So yes, onions are bad for dogs.
They cause Heinz-body anemia, which lowers the amount of blood in their bodies, and makes them lethargic. If they eat enough onions (but it would have to a good amount of onions), they may die.
So what is this Heinz body anemia? Let’s start with what a Heinz body is in the first place. A Heinz-body is a lump in a red blood cell. So onions cause these lumps on the blood cell. These lumps are very large, and can be seen under a microscope. Red blood cells with these Heinz bodies are more likely to rupture, and get filtered out by the spleen.
So what is in onions that make it bad for dogs? There are a couple culprits, but one of the most important seems to be this little punk: Sodium n-propylthiosulphate.
But to understand how Sodium n-propylthiosulphate works we need to back up a little bit.
A mamals blood cell is filled with a protein called Hemoglobin. Hemoglobin has a few spots where an Iron molecule sits. The Iron molecule will react with oxygen, and releases it when necessary. This is how oxygen is transported.
However, Sodium N-propylsulfate reacts with the Iron in Hemoglobin to create Methemoglobin, which cannot react with Oxygen. Not only that but the protein denatures, or falls apart, and precipitates to the membrane of the blood cell. The Precipitate then attaches to the membrane and becomes a Heinz Body.
So this is the main reason why Heinz bodies are created, and why onions are bad for dogs. There are other compounds, and mechanisms that seem to be in play, though. But why are dogs affected so much?

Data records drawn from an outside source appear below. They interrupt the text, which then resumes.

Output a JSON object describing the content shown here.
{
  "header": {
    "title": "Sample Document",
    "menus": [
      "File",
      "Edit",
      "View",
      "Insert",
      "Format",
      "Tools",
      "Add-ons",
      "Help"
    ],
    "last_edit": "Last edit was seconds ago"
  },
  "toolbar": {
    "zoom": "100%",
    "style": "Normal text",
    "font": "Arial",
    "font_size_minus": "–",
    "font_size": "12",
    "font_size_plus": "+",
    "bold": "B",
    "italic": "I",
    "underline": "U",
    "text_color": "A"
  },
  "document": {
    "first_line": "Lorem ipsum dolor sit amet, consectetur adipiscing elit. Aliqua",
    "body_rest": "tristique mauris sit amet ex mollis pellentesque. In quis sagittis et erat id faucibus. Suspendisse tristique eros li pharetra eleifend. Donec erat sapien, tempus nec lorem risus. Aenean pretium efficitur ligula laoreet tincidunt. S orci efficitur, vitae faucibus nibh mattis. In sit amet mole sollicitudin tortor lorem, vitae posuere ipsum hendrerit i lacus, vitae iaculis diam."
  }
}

And if onions are bad, is garlic OK? They are similar plants, but garlic seems to be much less dangerous. I’ll discuss this next week!